From the first line to the last, give the data again exactly.
● ● ● ●
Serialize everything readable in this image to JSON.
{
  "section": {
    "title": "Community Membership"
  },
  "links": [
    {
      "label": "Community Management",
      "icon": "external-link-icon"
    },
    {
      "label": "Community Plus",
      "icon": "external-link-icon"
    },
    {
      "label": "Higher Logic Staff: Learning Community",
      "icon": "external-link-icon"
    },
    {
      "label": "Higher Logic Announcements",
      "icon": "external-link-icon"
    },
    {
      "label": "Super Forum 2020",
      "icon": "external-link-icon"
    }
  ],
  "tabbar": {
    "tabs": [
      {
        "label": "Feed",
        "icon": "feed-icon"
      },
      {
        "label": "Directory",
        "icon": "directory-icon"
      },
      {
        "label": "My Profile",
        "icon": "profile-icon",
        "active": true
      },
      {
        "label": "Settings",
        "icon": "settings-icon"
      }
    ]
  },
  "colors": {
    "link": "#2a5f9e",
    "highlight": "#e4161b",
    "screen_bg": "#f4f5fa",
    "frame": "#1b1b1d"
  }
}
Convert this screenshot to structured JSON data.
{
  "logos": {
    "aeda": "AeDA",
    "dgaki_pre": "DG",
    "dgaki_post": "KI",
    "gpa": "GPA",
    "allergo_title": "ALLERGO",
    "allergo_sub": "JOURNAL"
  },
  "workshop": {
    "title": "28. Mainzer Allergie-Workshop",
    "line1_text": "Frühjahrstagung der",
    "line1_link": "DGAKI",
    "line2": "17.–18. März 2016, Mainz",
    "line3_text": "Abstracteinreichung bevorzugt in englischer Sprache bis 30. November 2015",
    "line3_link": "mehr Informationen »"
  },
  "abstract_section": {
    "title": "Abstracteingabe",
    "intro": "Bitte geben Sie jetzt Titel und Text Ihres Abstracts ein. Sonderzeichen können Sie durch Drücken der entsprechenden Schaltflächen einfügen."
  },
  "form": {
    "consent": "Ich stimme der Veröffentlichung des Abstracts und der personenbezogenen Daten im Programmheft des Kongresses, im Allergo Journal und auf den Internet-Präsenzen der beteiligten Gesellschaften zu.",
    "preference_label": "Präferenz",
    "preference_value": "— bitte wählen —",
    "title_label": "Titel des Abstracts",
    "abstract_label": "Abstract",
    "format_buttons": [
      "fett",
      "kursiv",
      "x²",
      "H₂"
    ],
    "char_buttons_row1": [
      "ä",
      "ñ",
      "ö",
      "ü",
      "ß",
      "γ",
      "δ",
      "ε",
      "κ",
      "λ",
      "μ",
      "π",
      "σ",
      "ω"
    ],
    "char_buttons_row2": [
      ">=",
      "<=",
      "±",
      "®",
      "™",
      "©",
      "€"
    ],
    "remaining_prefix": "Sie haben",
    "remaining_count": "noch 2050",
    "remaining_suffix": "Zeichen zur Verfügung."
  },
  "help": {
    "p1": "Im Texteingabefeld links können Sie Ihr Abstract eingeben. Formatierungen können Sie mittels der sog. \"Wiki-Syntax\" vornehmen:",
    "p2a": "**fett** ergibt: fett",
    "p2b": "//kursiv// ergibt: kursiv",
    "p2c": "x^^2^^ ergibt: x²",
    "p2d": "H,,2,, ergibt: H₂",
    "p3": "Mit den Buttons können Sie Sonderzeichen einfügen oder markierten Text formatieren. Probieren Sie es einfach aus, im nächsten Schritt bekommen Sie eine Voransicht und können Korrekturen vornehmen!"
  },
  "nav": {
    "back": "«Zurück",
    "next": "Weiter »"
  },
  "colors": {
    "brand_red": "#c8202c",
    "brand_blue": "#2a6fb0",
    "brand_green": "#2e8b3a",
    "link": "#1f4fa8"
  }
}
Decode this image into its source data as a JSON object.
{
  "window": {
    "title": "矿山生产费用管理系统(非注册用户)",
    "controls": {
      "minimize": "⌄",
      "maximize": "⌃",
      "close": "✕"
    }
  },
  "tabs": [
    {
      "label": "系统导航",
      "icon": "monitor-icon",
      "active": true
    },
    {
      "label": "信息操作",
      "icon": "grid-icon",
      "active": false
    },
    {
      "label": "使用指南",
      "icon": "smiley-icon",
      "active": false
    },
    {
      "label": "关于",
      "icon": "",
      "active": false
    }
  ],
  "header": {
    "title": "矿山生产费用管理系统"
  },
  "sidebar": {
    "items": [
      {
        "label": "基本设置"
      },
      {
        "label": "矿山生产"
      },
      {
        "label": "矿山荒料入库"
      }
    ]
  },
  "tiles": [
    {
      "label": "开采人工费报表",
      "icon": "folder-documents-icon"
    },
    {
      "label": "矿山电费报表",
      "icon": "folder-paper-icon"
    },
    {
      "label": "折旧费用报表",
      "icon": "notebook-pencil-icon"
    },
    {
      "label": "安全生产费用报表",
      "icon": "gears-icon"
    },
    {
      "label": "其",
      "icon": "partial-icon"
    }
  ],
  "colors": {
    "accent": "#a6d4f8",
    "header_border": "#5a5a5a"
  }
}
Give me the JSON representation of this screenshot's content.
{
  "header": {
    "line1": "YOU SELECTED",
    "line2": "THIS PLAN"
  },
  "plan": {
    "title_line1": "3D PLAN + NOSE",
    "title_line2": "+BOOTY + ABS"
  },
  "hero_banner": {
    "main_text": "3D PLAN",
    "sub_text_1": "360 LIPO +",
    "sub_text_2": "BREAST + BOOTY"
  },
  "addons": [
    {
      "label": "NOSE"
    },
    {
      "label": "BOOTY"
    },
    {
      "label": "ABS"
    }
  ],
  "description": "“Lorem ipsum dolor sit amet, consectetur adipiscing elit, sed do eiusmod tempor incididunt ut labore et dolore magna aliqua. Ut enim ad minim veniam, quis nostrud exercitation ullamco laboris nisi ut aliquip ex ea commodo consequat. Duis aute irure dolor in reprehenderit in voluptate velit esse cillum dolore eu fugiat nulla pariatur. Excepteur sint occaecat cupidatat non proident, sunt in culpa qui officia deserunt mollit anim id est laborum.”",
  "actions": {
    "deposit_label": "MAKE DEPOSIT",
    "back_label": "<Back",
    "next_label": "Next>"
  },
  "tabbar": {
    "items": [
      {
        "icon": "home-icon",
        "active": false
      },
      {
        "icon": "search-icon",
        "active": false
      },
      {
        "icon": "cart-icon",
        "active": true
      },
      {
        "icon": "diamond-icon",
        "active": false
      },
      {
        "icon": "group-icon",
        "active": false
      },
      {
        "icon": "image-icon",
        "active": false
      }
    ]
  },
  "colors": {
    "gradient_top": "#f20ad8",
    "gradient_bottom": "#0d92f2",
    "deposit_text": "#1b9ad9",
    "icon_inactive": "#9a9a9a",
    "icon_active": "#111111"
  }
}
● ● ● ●
### Task solution:
Serialize everything readable in this image to JSON.
{
  "section": {
    "title": "Community Membership"
  },
  "links": [
    {
      "label": "Community Management",
      "icon": "external-link-icon"
    },
    {
      "label": "Community Plus",
      "icon": "external-link-icon"
    },
    {
      "label": "Higher Logic Staff: Learning Community",
      "icon": "external-link-icon"
    },
    {
      "label": "Higher Logic Announcements",
      "icon": "external-link-icon"
    },
    {
      "label": "Super Forum 2020",
      "icon": "external-link-icon"
    }
  ],
  "tabbar": {
    "tabs": [
      {
        "label": "Feed",
        "icon": "feed-icon"
      },
      {
        "label": "Directory",
        "icon": "directory-icon"
      },
      {
        "label": "My Profile",
        "icon": "profile-icon",
        "active": true
      },
      {
        "label": "Settings",
        "icon": "settings-icon"
      }
    ]
  },
  "colors": {
    "link": "#2a5f9e",
    "highlight": "#e4161b",
    "screen_bg": "#f4f5fa",
    "frame": "#1b1b1d"
  }
}
Convert this screenshot to structured JSON data.
{
  "logos": {
    "aeda": "AeDA",
    "dgaki_pre": "DG",
    "dgaki_post": "KI",
    "gpa": "GPA",
    "allergo_title": "ALLERGO",
    "allergo_sub": "JOURNAL"
  },
  "workshop": {
    "title": "28. Mainzer Allergie-Workshop",
    "line1_text": "Frühjahrstagung der",
    "line1_link": "DGAKI",
    "line2": "17.–18. März 2016, Mainz",
    "line3_text": "Abstracteinreichung bevorzugt in englischer Sprache bis 30. November 2015",
    "line3_link": "mehr Informationen »"
  },
  "abstract_section": {
    "title": "Abstracteingabe",
    "intro": "Bitte geben Sie jetzt Titel und Text Ihres Abstracts ein. Sonderzeichen können Sie durch Drücken der entsprechenden Schaltflächen einfügen."
  },
  "form": {
    "consent": "Ich stimme der Veröffentlichung des Abstracts und der personenbezogenen Daten im Programmheft des Kongresses, im Allergo Journal und auf den Internet-Präsenzen der beteiligten Gesellschaften zu.",
    "preference_label": "Präferenz",
    "preference_value": "— bitte wählen —",
    "title_label": "Titel des Abstracts",
    "abstract_label": "Abstract",
    "format_buttons": [
      "fett",
      "kursiv",
      "x²",
      "H₂"
    ],
    "char_buttons_row1": [
      "ä",
      "ñ",
      "ö",
      "ü",
      "ß",
      "γ",
      "δ",
      "ε",
      "κ",
      "λ",
      "μ",
      "π",
      "σ",
      "ω"
    ],
    "char_buttons_row2": [
      ">=",
      "<=",
      "±",
      "®",
      "™",
      "©",
      "€"
    ],
    "remaining_prefix": "Sie haben",
    "remaining_count": "noch 2050",
    "remaining_suffix": "Zeichen zur Verfügung."
  },
  "help": {
    "p1": "Im Texteingabefeld links können Sie Ihr Abstract eingeben. Formatierungen können Sie mittels der sog. \"Wiki-Syntax\" vornehmen:",
    "p2a": "**fett** ergibt: fett",
    "p2b": "//kursiv// ergibt: kursiv",
    "p2c": "x^^2^^ ergibt: x²",
    "p2d": "H,,2,, ergibt: H₂",
    "p3": "Mit den Buttons können Sie Sonderzeichen einfügen oder markierten Text formatieren. Probieren Sie es einfach aus, im nächsten Schritt bekommen Sie eine Voransicht und können Korrekturen vornehmen!"
  },
  "nav": {
    "back": "«Zurück",
    "next": "Weiter »"
  },
  "colors": {
    "brand_red": "#c8202c",
    "brand_blue": "#2a6fb0",
    "brand_green": "#2e8b3a",
    "link": "#1f4fa8"
  }
}
Decode this image into its source data as a JSON object.
{
  "window": {
    "title": "矿山生产费用管理系统(非注册用户)",
    "controls": {
      "minimize": "⌄",
      "maximize": "⌃",
      "close": "✕"
    }
  },
  "tabs": [
    {
      "label": "系统导航",
      "icon": "monitor-icon",
      "active": true
    },
    {
      "label": "信息操作",
      "icon": "grid-icon",
      "active": false
    },
    {
      "label": "使用指南",
      "icon": "smiley-icon",
      "active": false
    },
    {
      "label": "关于",
      "icon": "",
      "active": false
    }
  ],
  "header": {
    "title": "矿山生产费用管理系统"
  },
  "sidebar": {
    "items": [
      {
        "label": "基本设置"
      },
      {
        "label": "矿山生产"
      },
      {
        "label": "矿山荒料入库"
      }
    ]
  },
  "tiles": [
    {
      "label": "开采人工费报表",
      "icon": "folder-documents-icon"
    },
    {
      "label": "矿山电费报表",
      "icon": "folder-paper-icon"
    },
    {
      "label": "折旧费用报表",
      "icon": "notebook-pencil-icon"
    },
    {
      "label": "安全生产费用报表",
      "icon": "gears-icon"
    },
    {
      "label": "其",
      "icon": "partial-icon"
    }
  ],
  "colors": {
    "accent": "#a6d4f8",
    "header_border": "#5a5a5a"
  }
}
Give me the JSON representation of this screenshot's content.
{
  "header": {
    "line1": "YOU SELECTED",
    "line2": "THIS PLAN"
  },
  "plan": {
    "title_line1": "3D PLAN + NOSE",
    "title_line2": "+BOOTY + ABS"
  },
  "hero_banner": {
    "main_text": "3D PLAN",
    "sub_text_1": "360 LIPO +",
    "sub_text_2": "BREAST + BOOTY"
  },
  "addons": [
    {
      "label": "NOSE"
    },
    {
      "label": "BOOTY"
    },
    {
      "label": "ABS"
    }
  ],
  "description": "“Lorem ipsum dolor sit amet, consectetur adipiscing elit, sed do eiusmod tempor incididunt ut labore et dolore magna aliqua. Ut enim ad minim veniam, quis nostrud exercitation ullamco laboris nisi ut aliquip ex ea commodo consequat. Duis aute irure dolor in reprehenderit in voluptate velit esse cillum dolore eu fugiat nulla pariatur. Excepteur sint occaecat cupidatat non proident, sunt in culpa qui officia deserunt mollit anim id est laborum.”",
  "actions": {
    "deposit_label": "MAKE DEPOSIT",
    "back_label": "<Back",
    "next_label": "Next>"
  },
  "tabbar": {
    "items": [
      {
        "icon": "home-icon",
        "active": false
      },
      {
        "icon": "search-icon",
        "active": false
      },
      {
        "icon": "cart-icon",
        "active": true
      },
      {
        "icon": "diamond-icon",
        "active": false
      },
      {
        "icon": "group-icon",
        "active": false
      },
      {
        "icon": "image-icon",
        "active": false
      }
    ]
  },
  "colors": {
    "gradient_top": "#f20ad8",
    "gradient_bottom": "#0d92f2",
    "deposit_text": "#1b9ad9",
    "icon_inactive": "#9a9a9a",
    "icon_active": "#111111"
  }
}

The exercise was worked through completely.